Home working is up 800,000 in a decade, but more can be done says TUC


On the first day back in the office since last Friday’s National Work for Home Day, figures reveal more than four million people now regularly work from home.

Analysis of the ONS Labour Force Survey by the Trades Union Congress shows 4,218,699 people regularly work from home – which is an increase of more than 800,000 since 2005.

Even when the overall growth in employment is accounted for, there has still be a rise – with the percentage of home workers now comprising 13.7% of the working population, compared to 12% in 2005.

Predictably, the South East has the largest number of home workers, although the South West has the greatest percentage, at 18.3%.

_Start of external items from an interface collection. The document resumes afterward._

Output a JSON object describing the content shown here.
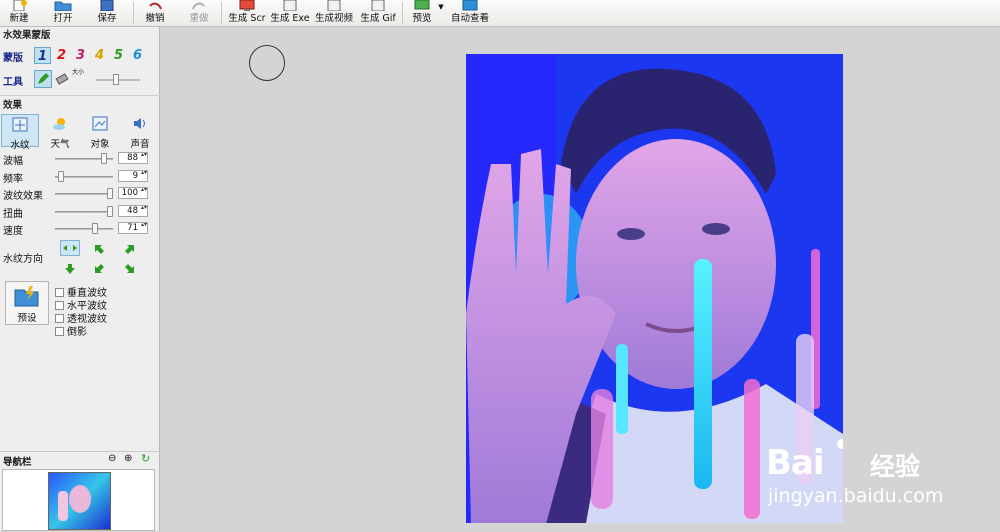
{
  "toolbar": {
    "new": "新建",
    "open": "打开",
    "save": "保存",
    "undo": "撤销",
    "redo": "重做",
    "gen_scr": "生成 Scr",
    "gen_exe": "生成 Exe",
    "gen_video": "生成视频",
    "gen_gif": "生成 Gif",
    "preview": "预览",
    "auto_view": "自动查看"
  },
  "mask_panel": {
    "title": "水效果蒙版",
    "mask_label": "蒙版",
    "numbers": [
      "1",
      "2",
      "3",
      "4",
      "5",
      "6"
    ],
    "tool_label": "工具",
    "size_label": "大小"
  },
  "effects": {
    "title": "效果",
    "tabs": [
      "水纹",
      "天气",
      "对象",
      "声音"
    ],
    "sliders": [
      {
        "name": "波幅",
        "value": "88",
        "pos": 0.88
      },
      {
        "name": "频率",
        "value": "9",
        "pos": 0.05
      },
      {
        "name": "波纹效果",
        "value": "100",
        "pos": 1.0
      },
      {
        "name": "扭曲",
        "value": "48",
        "pos": 1.0
      },
      {
        "name": "速度",
        "value": "71",
        "pos": 0.71
      }
    ],
    "direction_label": "水纹方向",
    "preset_label": "预设",
    "checkboxes": [
      "垂直波纹",
      "水平波纹",
      "透视波纹",
      "倒影"
    ]
  },
  "navigator": {
    "title": "导航栏"
  },
  "watermark": {
    "brand": "Bai",
    "cn": "经验",
    "url": "jingyan.baidu.com"
  },
  "colors": {
    "accent": "#1b2c8a",
    "photo_blue": "#1a3cf0"
  }
}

Surprisingly, working from home is a disproportionately a male activity, with 62.8% of those who regularly working at home being men. However, ability to work from home is still most closely linked to seniority, with one in five managers saying they now work from home, compared to just 6.7% at entry-level roles.

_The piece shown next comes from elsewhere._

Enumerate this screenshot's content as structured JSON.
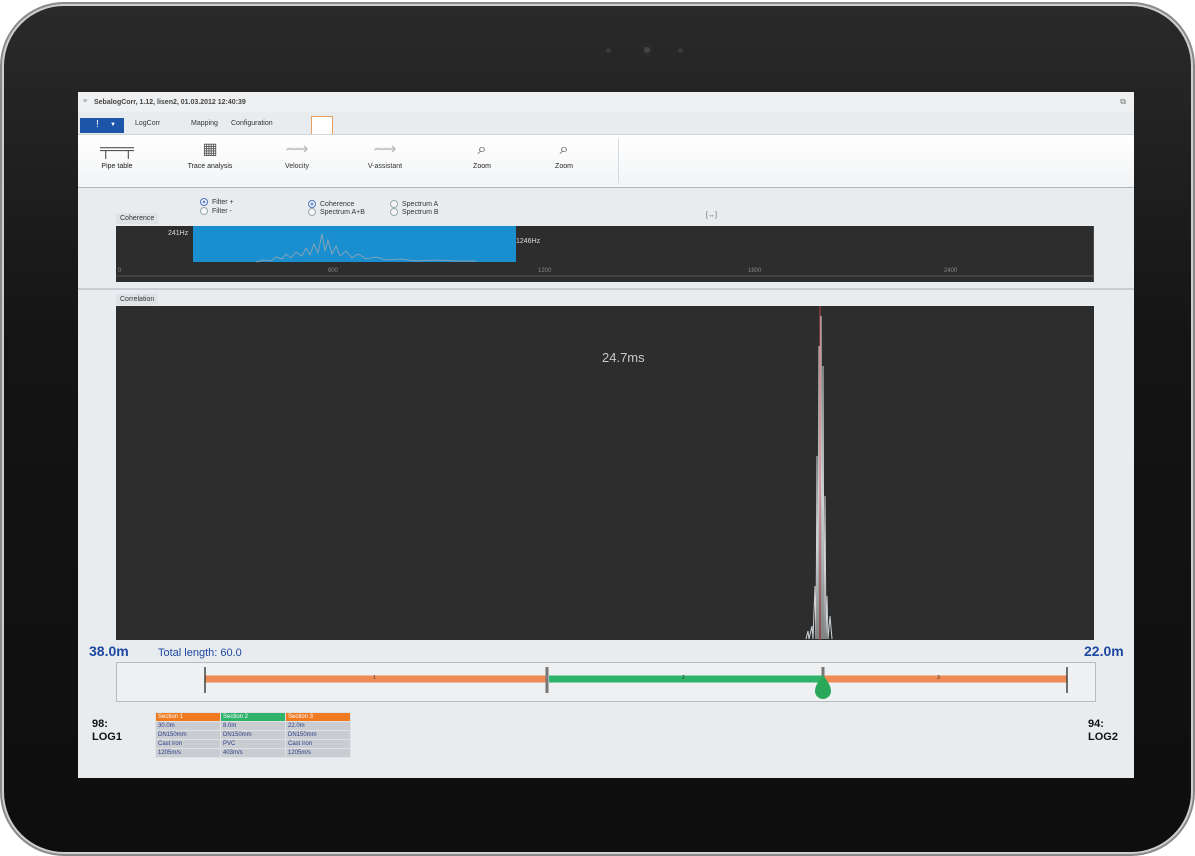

While welcoming the figures, TUC general secretary Francis O’Grady pointed to areas where working from home is still not common, particularly in the public sector (at just 8%), in health (7.1%) and in retail (7%).

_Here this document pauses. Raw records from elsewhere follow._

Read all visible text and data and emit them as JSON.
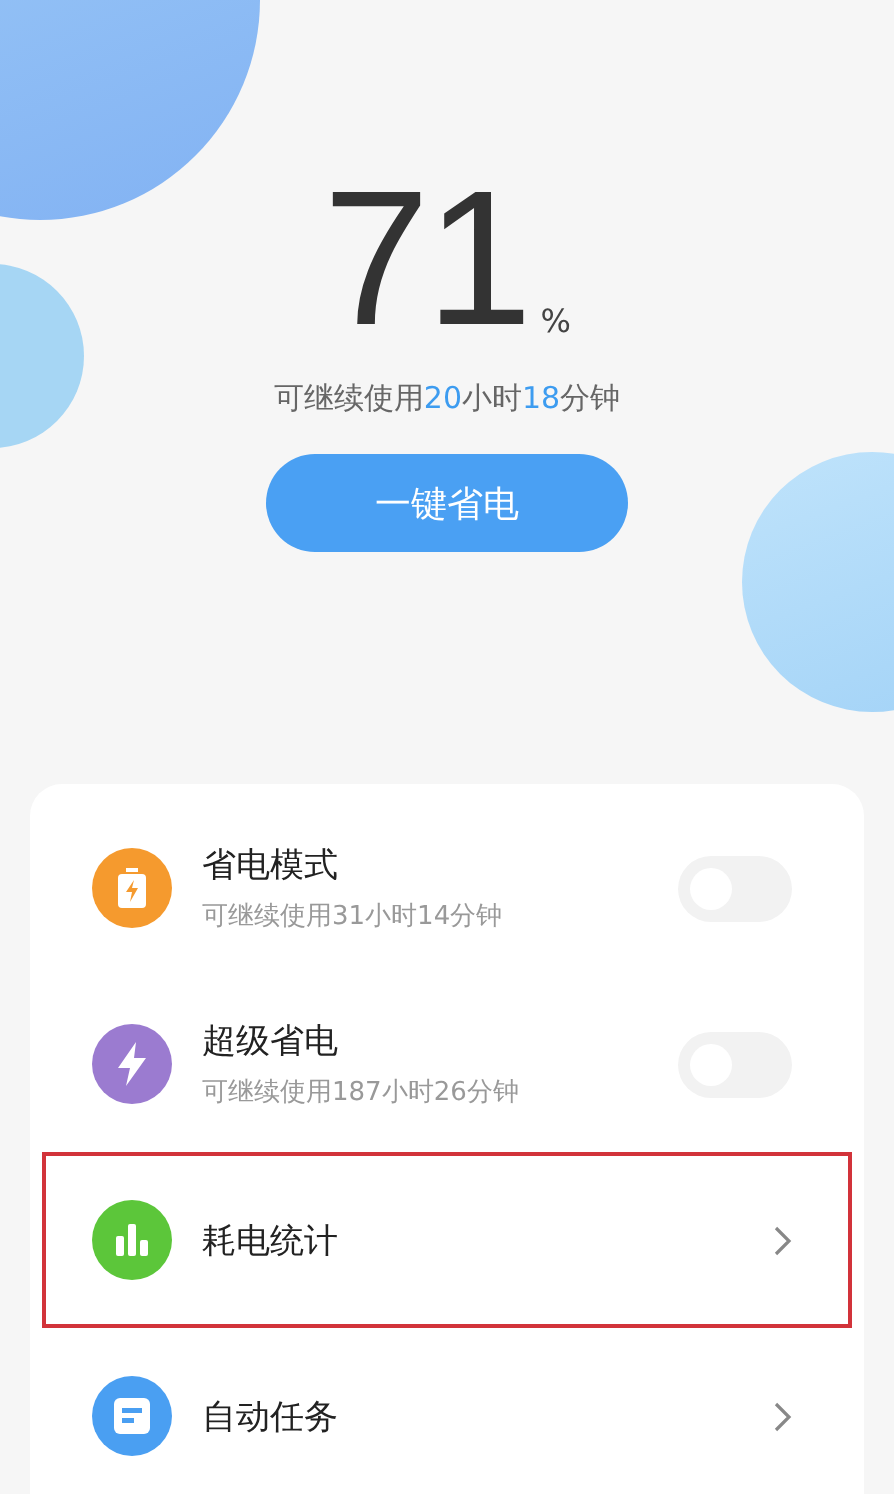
{
  "battery": {
    "percent": "71",
    "unit": "%",
    "remaining": [
      {
        "text": "可继续使用",
        "accent": false
      },
      {
        "text": "20",
        "accent": true
      },
      {
        "text": "小时",
        "accent": false
      },
      {
        "text": "18",
        "accent": true
      },
      {
        "text": "分钟",
        "accent": false
      }
    ]
  },
  "action_button": "一键省电",
  "items": [
    {
      "kind": "toggle",
      "color": "#f59a2e",
      "title": "省电模式",
      "subtitle": "可继续使用31小时14分钟",
      "on": false,
      "highlighted": false
    },
    {
      "kind": "toggle",
      "color": "#9b7bd0",
      "title": "超级省电",
      "subtitle": "可继续使用187小时26分钟",
      "on": false,
      "highlighted": false
    },
    {
      "kind": "link",
      "color": "#5cc63a",
      "title": "耗电统计",
      "highlighted": true
    },
    {
      "kind": "link",
      "color": "#4a9ff2",
      "title": "自动任务",
      "highlighted": false
    }
  ]
}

She said: “While organisations embracing home working say it improves retention and productivity, there are still too many employers who are afraid to let their staff try out this way of working.' She added: 'The TUC estimates there could be as many as another 1.8 million people who would enjoy the benefits of working from home.”

Work Wise UK chief executive, Phil Flaxton, said: “While there has been a significant increase in regular home working since 2005, clearly more needs to be done to convince some employers that implementing new working practices can result in a win-win situation for both their business and their employees.”